This is a QR code (short for Quick Response) which gives fast-track access to our website pages. QR Codes are barcodes that can be read by mobile phone (smartphone) cameras. This QR Code is unique to this page. All plant pages have their own unique code. For more information about QR Codes click here.

1. Copy and print the QR code to a plant label, poster, book, website, magazines, newspaper etc and even t-shirts.
2. Smartphone users scan the QR Code which automatically takes them to the webpage the QR Code came from.
3. Smartphone users quickly have information on a plant directly for the pfaf.org website on their phone.
Add a comment/link

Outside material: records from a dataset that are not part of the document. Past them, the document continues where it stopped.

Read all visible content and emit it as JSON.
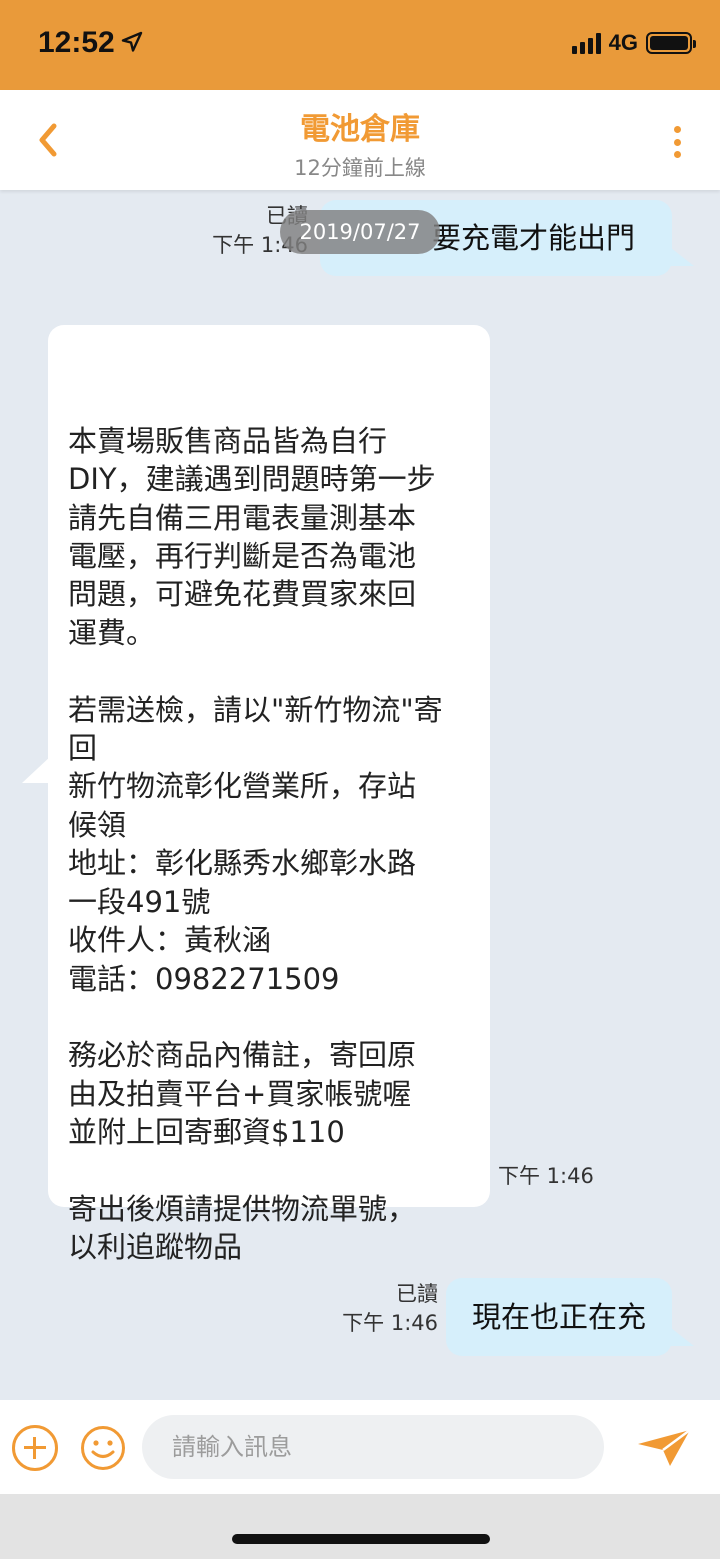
{
  "status_bar": {
    "time": "12:52",
    "network": "4G",
    "location_icon": "location-arrow-icon",
    "signal_icon": "signal-bars-icon",
    "battery_icon": "battery-icon"
  },
  "header": {
    "title": "電池倉庫",
    "subtitle": "12分鐘前上線",
    "back_icon": "chevron-left-icon",
    "more_icon": "more-vertical-icon",
    "accent_color": "#f19a34"
  },
  "chat": {
    "date_label": "2019/07/27",
    "messages": [
      {
        "direction": "out",
        "text": "要充電才能出門",
        "read": "已讀",
        "time": "下午 1:46"
      },
      {
        "direction": "in",
        "text": "本賣場販售商品皆為自行\nDIY，建議遇到問題時第一步\n請先自備三用電表量測基本\n電壓，再行判斷是否為電池\n問題，可避免花費買家來回\n運費。\n\n若需送檢，請以\"新竹物流\"寄\n回\n新竹物流彰化營業所，存站\n候領\n地址：彰化縣秀水鄉彰水路\n一段491號\n收件人：黃秋涵\n電話：0982271509\n\n務必於商品內備註，寄回原\n由及拍賣平台+買家帳號喔\n並附上回寄郵資$110\n\n寄出後煩請提供物流單號，\n以利追蹤物品",
        "time": "下午 1:46"
      },
      {
        "direction": "out",
        "text": "現在也正在充",
        "read": "已讀",
        "time": "下午 1:46"
      }
    ]
  },
  "input_bar": {
    "placeholder": "請輸入訊息",
    "add_icon": "plus-circle-icon",
    "emoji_icon": "smiley-icon",
    "send_icon": "send-icon"
  },
  "colors": {
    "status_bar": "#e99a3a",
    "chat_background": "#e4eaf1",
    "outgoing_bubble": "#d6effb",
    "incoming_bubble": "#ffffff"
  }
}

If you have important information about this plant that may help other users please add a comment or link below. Only comments or links that are felt to be directly relevant to a plant will be included. If you think a comment/link or information contained on this page is inaccurate or misleading we would welcome your feedback at admin@pfaf.org. If you have questions about a plant please use the Forum on this website as we do not have the resources to answer questions ourselves.

* Please note: the comments by website users are not necessarily those held by PFAF and may give misleading or inaccurate information.

Subject : Lupinus mutabilis  

Plant Uses

Edible Uses
Medicinal Uses
Other Plant uses
Woodland Gardening
Why Perennial Plants?
Top Edible Plants
Top Medicinal Plants
Garden Design


Content Help
Support Us
Old Database Search
About Us
Sign In

PFAF Newsletter

Stay informed about PFAFs progress,
challenges and hopes by signing up for
our free email newsletter. You will receive
a range of benefits including:
* Important announcements and news
* Exclusive content not on the website
* Updates on new information &
functionality of the website & database

We will not sell or share your email address.
You can unsubscribe at anytime.